Sometimes I encounters with the word 'holistic' around, and most, if not all, of those times, the quality of the work the word is being used in is usually poor. Holistic explanations also abound: they talk about interconectedness, the importance of the relation between parts above and beyond them, and so on. In more serious work, holistic-like explanations can be found in reference to 'emergence' or 'spontaneous behaviour'.
The problem with the attitude of refusing to analyse the parts of a particular system and to consider only the system as a whole is that you can't really get to fully understand the system: you miss information. You can say that everything affects everything, and surely it does: I have mass, so I exert a force in your body, wherever you are in Earth.

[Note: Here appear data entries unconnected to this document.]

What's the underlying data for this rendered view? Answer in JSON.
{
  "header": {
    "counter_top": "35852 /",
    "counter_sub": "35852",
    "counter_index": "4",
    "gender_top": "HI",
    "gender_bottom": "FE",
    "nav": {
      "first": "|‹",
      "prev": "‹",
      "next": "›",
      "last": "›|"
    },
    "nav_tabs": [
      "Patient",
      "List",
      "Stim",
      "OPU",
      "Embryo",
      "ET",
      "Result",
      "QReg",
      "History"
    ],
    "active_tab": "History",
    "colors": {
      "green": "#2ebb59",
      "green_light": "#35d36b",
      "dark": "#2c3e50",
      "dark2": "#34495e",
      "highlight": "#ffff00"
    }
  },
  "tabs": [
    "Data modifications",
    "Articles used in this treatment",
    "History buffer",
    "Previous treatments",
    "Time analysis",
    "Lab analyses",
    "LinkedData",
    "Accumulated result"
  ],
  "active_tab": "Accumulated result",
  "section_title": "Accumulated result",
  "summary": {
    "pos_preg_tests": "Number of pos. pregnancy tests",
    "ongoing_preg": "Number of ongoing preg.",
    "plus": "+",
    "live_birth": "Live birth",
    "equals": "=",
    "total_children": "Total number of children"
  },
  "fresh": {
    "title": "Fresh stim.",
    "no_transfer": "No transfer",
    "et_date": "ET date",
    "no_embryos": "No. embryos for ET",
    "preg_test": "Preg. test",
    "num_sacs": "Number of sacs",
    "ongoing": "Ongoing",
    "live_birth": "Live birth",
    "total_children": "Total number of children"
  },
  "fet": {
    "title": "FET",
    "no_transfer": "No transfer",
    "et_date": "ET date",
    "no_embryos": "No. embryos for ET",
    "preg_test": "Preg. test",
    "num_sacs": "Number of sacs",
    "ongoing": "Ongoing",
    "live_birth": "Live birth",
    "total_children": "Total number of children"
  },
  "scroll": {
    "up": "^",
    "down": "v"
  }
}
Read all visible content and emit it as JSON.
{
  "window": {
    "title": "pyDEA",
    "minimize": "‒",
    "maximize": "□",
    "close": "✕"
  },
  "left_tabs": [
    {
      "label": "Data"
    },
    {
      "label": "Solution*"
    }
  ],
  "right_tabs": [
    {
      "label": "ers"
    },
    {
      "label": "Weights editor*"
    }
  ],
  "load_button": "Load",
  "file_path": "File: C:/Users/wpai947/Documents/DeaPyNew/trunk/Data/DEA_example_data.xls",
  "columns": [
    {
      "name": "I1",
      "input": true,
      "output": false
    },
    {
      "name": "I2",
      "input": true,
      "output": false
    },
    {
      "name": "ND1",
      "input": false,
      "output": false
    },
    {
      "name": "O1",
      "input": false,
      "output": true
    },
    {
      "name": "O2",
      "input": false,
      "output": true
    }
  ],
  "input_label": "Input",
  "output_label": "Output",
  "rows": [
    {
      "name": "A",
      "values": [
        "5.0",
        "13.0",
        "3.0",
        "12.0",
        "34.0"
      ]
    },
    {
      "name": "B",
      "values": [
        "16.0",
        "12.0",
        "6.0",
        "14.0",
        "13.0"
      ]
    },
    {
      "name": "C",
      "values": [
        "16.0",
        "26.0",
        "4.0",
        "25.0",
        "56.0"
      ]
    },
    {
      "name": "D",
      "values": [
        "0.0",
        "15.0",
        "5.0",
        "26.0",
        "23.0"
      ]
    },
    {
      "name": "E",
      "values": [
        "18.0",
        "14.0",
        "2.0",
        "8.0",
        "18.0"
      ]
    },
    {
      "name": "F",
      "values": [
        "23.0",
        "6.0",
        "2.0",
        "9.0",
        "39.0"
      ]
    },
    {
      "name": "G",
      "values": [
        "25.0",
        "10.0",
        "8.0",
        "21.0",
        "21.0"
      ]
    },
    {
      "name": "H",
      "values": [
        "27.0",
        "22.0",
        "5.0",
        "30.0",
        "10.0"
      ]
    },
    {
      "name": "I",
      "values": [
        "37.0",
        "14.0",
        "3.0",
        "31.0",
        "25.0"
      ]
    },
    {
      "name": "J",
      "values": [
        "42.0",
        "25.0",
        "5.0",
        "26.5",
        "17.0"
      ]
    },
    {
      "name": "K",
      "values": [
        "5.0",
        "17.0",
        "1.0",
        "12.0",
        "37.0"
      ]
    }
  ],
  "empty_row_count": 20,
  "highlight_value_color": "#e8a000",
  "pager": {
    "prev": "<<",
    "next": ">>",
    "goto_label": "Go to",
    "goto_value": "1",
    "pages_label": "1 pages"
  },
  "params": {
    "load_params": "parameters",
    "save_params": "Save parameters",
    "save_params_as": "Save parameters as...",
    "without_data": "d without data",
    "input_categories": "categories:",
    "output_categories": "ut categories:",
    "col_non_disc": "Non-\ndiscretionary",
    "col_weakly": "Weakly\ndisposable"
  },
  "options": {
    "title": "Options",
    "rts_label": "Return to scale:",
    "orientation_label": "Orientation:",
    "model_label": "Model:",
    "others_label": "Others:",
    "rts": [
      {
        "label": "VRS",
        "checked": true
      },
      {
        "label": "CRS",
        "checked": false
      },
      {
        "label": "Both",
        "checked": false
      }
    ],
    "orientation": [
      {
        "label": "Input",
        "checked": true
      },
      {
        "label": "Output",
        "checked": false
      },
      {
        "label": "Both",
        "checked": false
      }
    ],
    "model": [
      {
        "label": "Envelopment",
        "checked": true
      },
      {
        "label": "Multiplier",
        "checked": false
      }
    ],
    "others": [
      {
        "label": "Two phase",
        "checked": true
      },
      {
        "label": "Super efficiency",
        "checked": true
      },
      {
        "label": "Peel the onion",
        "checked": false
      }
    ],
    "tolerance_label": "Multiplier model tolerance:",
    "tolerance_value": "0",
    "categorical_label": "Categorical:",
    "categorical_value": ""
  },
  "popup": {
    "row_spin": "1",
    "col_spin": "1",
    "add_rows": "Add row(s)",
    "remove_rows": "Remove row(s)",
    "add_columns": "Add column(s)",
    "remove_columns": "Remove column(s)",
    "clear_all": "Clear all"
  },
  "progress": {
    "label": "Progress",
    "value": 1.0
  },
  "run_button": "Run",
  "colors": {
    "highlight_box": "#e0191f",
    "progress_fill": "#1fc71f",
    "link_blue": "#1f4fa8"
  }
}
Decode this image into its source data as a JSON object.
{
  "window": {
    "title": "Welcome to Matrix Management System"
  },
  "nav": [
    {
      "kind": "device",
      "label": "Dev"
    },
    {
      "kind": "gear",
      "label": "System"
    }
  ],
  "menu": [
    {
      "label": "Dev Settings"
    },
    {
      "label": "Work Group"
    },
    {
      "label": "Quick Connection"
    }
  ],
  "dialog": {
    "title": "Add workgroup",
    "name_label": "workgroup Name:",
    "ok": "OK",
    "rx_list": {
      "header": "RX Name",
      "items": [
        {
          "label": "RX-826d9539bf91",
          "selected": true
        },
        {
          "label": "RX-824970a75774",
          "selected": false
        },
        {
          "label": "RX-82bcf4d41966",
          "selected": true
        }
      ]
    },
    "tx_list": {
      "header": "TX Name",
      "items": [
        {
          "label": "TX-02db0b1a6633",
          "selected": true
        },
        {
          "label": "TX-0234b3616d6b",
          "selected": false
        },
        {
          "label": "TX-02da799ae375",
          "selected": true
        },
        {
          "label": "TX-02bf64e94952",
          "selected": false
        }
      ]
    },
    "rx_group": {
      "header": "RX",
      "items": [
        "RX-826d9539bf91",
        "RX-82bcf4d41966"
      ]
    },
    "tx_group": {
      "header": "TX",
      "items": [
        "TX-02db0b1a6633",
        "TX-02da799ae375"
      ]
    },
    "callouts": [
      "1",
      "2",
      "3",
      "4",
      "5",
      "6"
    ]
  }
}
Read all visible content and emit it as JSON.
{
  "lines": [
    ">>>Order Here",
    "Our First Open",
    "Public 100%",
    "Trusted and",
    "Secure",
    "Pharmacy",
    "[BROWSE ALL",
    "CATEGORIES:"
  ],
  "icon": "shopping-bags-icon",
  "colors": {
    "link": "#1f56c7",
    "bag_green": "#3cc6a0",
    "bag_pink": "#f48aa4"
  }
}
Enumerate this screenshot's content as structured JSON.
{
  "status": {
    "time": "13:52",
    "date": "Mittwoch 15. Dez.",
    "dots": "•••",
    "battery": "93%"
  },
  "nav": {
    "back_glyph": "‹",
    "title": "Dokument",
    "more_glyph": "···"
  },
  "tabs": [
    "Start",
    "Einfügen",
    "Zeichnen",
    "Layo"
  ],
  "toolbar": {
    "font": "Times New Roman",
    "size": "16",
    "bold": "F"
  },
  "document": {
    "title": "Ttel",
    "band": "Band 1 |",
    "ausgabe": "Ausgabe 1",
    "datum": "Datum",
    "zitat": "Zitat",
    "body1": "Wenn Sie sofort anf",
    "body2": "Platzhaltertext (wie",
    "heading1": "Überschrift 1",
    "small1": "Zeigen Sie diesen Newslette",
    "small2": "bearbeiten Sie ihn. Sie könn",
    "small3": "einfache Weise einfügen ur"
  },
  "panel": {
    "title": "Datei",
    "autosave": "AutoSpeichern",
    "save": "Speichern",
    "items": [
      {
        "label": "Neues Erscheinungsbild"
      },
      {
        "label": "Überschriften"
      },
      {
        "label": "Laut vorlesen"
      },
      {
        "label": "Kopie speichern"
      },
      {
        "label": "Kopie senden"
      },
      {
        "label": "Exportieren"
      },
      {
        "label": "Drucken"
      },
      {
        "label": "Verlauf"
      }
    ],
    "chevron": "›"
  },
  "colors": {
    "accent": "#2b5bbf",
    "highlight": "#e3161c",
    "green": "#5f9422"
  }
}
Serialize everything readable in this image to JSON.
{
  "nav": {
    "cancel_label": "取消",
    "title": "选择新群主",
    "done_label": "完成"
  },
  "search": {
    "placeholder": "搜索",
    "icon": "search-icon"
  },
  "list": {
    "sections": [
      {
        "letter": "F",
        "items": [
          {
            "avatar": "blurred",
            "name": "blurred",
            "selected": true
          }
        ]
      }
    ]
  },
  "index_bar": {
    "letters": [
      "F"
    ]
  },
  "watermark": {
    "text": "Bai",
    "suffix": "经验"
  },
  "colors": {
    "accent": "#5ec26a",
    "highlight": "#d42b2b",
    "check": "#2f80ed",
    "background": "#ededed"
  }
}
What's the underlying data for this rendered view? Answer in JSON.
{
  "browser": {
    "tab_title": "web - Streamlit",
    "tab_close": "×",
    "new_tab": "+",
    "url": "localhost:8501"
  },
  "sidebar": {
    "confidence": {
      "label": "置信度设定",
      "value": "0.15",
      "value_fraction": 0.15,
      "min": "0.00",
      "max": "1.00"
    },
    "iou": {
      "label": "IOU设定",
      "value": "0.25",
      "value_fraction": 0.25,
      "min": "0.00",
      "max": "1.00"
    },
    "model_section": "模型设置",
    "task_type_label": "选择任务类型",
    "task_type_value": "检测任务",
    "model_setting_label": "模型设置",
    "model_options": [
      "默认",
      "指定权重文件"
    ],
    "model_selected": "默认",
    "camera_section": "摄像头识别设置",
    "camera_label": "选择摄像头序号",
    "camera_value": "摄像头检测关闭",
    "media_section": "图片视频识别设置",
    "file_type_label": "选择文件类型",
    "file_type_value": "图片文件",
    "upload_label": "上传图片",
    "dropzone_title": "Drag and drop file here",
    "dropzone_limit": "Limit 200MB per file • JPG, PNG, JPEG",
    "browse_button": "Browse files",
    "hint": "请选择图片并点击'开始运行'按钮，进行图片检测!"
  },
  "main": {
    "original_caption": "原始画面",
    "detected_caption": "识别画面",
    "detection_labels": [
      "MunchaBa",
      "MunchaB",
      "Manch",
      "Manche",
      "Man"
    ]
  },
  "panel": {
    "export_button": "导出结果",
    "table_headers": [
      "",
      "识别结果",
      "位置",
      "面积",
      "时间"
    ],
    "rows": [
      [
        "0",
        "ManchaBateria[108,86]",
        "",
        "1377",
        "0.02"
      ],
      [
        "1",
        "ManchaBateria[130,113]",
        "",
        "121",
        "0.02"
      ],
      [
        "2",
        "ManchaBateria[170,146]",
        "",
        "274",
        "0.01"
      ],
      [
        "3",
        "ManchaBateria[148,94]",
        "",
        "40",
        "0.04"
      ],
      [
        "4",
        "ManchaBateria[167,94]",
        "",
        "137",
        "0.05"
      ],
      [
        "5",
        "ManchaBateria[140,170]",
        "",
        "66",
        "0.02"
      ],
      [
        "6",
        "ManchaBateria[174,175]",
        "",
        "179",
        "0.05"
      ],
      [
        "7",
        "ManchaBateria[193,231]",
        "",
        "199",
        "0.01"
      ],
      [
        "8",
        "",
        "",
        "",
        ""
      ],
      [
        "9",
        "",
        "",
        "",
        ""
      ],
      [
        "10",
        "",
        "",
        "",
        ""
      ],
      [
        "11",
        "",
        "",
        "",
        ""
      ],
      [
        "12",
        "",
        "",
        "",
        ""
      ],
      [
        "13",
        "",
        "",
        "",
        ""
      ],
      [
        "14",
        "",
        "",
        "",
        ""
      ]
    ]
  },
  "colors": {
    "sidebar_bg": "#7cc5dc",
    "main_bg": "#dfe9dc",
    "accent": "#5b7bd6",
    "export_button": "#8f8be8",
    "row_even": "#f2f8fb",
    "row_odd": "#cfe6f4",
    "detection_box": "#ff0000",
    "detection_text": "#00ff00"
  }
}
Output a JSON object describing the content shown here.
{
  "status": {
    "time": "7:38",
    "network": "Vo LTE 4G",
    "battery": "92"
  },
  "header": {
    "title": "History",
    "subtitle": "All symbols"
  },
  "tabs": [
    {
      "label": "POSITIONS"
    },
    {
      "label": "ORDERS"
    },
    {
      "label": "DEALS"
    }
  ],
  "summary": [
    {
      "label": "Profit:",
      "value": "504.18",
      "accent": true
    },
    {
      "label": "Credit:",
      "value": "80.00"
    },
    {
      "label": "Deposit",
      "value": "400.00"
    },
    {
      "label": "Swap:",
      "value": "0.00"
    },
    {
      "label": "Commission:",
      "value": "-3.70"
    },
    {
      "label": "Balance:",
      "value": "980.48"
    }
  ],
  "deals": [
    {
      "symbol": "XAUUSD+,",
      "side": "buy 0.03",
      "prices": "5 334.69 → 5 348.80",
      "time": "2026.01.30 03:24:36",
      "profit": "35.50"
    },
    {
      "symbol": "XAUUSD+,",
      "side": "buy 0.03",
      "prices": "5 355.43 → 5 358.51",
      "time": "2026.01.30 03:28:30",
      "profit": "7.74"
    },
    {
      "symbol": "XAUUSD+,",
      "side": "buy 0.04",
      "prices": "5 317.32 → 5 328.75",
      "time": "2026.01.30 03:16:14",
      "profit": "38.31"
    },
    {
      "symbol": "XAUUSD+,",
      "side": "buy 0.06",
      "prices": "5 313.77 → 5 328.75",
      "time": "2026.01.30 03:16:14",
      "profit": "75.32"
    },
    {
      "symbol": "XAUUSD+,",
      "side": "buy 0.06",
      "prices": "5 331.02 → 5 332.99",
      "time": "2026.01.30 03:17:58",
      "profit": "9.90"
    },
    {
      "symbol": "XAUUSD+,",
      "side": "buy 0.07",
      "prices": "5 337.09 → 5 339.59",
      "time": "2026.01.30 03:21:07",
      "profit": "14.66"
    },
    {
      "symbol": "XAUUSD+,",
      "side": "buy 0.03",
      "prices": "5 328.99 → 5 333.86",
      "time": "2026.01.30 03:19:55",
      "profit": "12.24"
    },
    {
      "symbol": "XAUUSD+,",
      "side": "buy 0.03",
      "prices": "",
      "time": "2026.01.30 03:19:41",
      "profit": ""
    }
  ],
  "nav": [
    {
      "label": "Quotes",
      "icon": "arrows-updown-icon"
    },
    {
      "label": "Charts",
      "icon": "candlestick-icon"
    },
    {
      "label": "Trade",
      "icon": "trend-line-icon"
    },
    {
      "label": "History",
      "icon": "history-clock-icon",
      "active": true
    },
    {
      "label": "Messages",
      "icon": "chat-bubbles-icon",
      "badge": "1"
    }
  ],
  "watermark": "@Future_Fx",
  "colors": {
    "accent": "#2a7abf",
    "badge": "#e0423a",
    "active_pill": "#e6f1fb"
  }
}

But how strong is that force? How relevant are those relations? One can claim both that everything is related with everything, and at the same time say that the relationships are not of the same type or strength. That is, one can really open the black box and reduce the system to its parts.
There is a philosophical mistake powering holism, and that is the belief in emergence: to think properties that are not present in the parts of the system or its governing laws can arise. Saying like the wetness of the water cannot be analysed in terms of individual atoms, that you need a lot of them to have wetness.
That is wrong because if you have a system governed by laws, the behaviour of said system is already set by said laws. Causality runs in one direction, not in the reverse: The system does not cause properties in the parts, it is the other way around.
In the example of water, wetness does not emerge: wetness is just a result of the composition of water together with the laws of physics. One water molecule has as much wetness as a the water in glass of water, only that intuitively you can imagine something being wet by the water in a glass of water, and not someting being wet by a single mollecule. You just need to think clearly about what you are meaning by wetness, and see how it is really not that weird for a mollecule to wet a surface as a liquid does. Think of the forces and interactions involved when there are lots of water, then work your way down to the molecule.
A related mistake is to think that because the degree of understanding differs depending on how you picture a system, views that provide less understanding also lack some properties the best view has. Take an airplane. One view is to see it as a whole: As a tube of aluminium with jet engines. Other view is to see it as a bunch of atoms. The first view helps us understand, design, use, airplanes, while the second is mostly useless. Therefore, the argument goes, the airplane has to be understood in the former way, and it is more than a bunch of atoms. The error here is that reality having a single basis does not mean we can't see or model it through different lenses: We can talk about atoms, molecules, compounds, individual parts and the entire system. None of these ways of describing a system are wrong in the sense that they don't describe reality. They are all referring to the same underlying thing.
A related reading is Huemer's The Philosophical Complaint Against Emergence (1992).
Comments from WordPress
- Linear models: Comments on Ridley | Nintil 2015-10-27T12:32:38Z
[…] a more realistic model of innovation should begin from microfoundations (or to use another word, be reductionistic, not holistic). We should study the people who do science and innovation. What traits do they posses? Is everyone […]
- Scott Sumner’s amusing philosophy | Nintil 2016-05-26T23:13:08Z
[…] EMH is an emergent property of markets, not a physical law. If you are reading through balance sheets and detect a […]
- Still not a zombie: replies to commenters | Nintil 2017-04-18T18:43:50Z
[…] the blog, I argued against emergentism here. My argument, basically, is to say that reductionism means that a property or behaviour of a […]